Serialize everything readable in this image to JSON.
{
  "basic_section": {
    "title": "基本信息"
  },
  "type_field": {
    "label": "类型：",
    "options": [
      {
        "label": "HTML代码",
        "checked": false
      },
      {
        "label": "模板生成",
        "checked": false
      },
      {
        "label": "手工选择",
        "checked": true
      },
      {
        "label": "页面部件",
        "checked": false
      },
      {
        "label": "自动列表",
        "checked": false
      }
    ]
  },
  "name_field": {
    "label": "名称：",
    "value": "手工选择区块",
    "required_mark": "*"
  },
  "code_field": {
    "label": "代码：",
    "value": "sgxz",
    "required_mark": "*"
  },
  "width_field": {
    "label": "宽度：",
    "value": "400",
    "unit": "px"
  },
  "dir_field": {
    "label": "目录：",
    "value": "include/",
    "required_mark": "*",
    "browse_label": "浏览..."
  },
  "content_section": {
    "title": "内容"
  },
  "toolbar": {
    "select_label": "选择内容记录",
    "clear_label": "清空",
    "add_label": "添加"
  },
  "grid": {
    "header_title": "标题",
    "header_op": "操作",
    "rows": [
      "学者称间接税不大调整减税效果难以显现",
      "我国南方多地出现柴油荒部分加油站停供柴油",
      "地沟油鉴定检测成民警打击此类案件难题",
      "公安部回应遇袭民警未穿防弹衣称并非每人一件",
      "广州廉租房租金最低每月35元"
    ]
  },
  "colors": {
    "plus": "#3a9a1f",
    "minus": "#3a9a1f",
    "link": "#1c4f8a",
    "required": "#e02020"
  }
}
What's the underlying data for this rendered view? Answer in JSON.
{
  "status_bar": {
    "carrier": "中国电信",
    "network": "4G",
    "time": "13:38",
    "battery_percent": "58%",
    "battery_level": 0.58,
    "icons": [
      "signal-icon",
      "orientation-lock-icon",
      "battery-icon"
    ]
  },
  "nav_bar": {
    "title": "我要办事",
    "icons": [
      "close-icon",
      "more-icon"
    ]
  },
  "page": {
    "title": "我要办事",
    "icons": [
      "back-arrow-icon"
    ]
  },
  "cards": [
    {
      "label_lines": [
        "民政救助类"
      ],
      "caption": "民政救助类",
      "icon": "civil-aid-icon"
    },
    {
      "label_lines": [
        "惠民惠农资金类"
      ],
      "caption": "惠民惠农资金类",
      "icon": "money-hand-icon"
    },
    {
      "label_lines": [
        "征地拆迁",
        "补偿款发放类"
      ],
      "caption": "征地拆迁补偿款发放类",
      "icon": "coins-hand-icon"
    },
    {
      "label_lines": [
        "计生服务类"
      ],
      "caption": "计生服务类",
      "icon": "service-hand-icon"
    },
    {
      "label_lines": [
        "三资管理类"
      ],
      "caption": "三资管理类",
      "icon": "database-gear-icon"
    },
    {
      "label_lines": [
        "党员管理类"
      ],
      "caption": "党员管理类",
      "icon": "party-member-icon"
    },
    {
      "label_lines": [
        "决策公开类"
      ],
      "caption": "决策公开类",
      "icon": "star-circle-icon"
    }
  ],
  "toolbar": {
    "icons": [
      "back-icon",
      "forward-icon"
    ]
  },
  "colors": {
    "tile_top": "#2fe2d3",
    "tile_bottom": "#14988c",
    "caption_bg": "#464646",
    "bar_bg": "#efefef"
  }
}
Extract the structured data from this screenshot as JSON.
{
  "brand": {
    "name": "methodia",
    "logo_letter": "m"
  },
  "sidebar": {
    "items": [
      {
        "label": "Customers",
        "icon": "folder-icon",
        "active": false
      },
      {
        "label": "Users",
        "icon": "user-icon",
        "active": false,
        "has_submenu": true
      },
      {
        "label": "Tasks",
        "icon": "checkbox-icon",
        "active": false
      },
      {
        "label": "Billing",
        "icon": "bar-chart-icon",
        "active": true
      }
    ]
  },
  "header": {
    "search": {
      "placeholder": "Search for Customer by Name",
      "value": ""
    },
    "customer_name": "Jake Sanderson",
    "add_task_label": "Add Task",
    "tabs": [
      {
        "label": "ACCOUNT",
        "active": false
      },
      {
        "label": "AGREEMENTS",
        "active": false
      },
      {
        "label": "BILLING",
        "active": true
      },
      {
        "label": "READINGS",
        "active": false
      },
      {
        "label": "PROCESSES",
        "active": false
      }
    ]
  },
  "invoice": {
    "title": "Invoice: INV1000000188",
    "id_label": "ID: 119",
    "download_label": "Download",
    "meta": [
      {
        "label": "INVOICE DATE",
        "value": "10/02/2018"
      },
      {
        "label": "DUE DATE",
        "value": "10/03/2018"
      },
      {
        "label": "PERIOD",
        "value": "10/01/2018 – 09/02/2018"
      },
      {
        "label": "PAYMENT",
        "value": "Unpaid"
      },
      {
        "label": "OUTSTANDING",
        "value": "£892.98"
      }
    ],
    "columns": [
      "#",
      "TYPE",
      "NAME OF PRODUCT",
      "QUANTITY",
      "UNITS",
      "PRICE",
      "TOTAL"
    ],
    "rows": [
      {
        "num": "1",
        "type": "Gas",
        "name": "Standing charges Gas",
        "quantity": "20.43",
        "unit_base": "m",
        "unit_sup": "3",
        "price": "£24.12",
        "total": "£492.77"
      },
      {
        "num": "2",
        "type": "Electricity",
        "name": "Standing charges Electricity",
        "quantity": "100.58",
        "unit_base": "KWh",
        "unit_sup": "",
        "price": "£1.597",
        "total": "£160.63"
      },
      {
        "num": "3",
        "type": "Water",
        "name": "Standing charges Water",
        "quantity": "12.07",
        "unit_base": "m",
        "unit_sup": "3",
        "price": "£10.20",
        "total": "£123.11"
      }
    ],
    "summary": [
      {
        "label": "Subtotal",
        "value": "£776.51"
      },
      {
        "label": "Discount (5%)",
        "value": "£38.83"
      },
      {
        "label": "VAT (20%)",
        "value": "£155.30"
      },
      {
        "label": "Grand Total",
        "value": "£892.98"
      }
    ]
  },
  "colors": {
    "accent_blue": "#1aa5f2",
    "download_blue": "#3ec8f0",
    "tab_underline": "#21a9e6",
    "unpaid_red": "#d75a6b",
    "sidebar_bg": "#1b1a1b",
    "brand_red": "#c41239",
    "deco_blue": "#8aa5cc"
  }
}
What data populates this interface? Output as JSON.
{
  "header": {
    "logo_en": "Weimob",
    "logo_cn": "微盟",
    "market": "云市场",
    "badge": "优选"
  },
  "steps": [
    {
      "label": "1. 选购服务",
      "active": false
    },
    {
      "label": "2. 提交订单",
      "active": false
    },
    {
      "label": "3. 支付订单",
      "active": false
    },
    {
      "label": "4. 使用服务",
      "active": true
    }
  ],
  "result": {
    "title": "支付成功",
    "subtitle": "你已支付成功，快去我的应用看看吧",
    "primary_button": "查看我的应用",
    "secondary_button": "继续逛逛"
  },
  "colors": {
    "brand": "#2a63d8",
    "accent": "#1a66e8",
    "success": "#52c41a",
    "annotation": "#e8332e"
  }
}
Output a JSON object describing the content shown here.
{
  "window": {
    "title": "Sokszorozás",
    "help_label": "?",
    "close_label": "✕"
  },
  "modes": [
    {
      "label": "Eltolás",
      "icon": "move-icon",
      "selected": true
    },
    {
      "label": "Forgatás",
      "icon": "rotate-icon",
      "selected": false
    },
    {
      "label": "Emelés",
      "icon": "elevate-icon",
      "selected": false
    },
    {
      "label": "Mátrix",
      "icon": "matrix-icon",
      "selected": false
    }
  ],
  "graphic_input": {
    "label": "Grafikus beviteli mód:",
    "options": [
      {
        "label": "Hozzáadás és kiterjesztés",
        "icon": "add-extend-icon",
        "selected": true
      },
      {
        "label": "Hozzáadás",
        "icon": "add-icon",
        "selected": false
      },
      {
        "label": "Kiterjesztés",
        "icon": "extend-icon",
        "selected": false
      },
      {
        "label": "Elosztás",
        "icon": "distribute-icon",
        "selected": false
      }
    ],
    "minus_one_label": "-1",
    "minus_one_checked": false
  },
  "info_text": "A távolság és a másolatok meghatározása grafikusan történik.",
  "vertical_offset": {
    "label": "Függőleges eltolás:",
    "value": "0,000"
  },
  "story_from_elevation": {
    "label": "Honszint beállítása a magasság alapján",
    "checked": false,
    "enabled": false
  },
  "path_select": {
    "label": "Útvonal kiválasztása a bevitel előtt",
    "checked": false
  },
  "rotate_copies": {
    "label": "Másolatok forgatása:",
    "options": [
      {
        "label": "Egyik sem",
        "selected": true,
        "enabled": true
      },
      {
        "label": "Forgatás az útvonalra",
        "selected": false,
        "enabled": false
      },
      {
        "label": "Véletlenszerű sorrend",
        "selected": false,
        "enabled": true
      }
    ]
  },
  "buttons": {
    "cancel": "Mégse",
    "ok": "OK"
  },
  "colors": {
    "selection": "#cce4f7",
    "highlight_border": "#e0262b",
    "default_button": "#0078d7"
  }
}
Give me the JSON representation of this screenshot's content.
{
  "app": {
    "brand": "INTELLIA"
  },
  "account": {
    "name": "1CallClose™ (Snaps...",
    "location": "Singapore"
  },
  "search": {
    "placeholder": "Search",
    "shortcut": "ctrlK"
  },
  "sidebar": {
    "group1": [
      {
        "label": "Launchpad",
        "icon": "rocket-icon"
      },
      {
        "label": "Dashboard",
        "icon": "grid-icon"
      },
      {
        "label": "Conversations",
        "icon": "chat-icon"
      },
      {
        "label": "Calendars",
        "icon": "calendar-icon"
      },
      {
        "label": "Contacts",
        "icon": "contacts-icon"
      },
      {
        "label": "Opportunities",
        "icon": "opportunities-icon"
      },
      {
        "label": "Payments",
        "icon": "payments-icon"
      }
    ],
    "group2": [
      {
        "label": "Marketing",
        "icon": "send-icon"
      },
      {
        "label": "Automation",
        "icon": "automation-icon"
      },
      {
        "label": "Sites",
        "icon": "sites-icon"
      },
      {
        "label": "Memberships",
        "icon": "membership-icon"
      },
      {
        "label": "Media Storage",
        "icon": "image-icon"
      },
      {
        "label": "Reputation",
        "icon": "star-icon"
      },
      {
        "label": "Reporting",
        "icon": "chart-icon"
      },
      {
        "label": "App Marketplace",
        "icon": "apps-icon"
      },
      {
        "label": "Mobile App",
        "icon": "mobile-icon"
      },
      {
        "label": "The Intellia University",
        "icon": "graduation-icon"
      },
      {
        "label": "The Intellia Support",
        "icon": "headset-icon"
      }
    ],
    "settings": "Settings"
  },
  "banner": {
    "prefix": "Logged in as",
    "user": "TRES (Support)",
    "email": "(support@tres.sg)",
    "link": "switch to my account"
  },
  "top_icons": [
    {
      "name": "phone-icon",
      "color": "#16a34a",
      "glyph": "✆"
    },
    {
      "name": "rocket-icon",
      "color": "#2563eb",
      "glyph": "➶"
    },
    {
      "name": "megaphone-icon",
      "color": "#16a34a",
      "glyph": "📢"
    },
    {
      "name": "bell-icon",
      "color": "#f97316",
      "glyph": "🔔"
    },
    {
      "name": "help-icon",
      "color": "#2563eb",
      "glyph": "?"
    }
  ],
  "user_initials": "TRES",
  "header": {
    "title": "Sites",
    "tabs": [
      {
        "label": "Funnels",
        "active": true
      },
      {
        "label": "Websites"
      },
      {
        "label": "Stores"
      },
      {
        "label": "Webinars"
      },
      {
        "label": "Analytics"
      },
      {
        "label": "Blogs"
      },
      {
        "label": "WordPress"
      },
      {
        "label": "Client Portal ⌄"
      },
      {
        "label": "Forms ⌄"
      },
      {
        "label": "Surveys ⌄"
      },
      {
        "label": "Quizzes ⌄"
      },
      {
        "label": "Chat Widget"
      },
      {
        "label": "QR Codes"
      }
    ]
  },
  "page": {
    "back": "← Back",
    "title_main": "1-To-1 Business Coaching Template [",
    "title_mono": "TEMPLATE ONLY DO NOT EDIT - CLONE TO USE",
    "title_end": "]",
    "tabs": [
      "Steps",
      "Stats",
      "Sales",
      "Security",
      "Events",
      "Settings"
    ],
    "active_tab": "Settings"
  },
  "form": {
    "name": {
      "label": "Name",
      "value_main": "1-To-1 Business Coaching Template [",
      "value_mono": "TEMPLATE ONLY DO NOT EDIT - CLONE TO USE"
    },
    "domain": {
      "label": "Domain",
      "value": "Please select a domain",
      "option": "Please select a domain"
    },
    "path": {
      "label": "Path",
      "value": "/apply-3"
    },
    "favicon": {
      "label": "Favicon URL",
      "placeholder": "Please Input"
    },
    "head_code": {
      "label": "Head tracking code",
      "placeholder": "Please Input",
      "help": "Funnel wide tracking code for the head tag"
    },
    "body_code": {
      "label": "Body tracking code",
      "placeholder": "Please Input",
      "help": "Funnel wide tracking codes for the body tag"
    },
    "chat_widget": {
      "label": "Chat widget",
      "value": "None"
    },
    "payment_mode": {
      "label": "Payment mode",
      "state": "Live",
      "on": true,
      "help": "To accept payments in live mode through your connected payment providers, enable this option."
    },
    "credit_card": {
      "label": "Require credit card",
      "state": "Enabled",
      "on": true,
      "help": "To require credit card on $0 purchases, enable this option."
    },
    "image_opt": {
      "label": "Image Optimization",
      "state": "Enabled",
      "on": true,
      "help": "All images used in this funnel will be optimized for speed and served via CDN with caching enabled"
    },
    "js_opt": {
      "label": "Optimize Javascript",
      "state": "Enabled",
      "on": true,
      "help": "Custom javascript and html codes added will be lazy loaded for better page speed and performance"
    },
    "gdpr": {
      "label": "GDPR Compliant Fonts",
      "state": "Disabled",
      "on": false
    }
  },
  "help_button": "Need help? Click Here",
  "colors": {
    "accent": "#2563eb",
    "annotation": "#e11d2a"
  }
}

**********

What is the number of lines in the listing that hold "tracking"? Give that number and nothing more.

4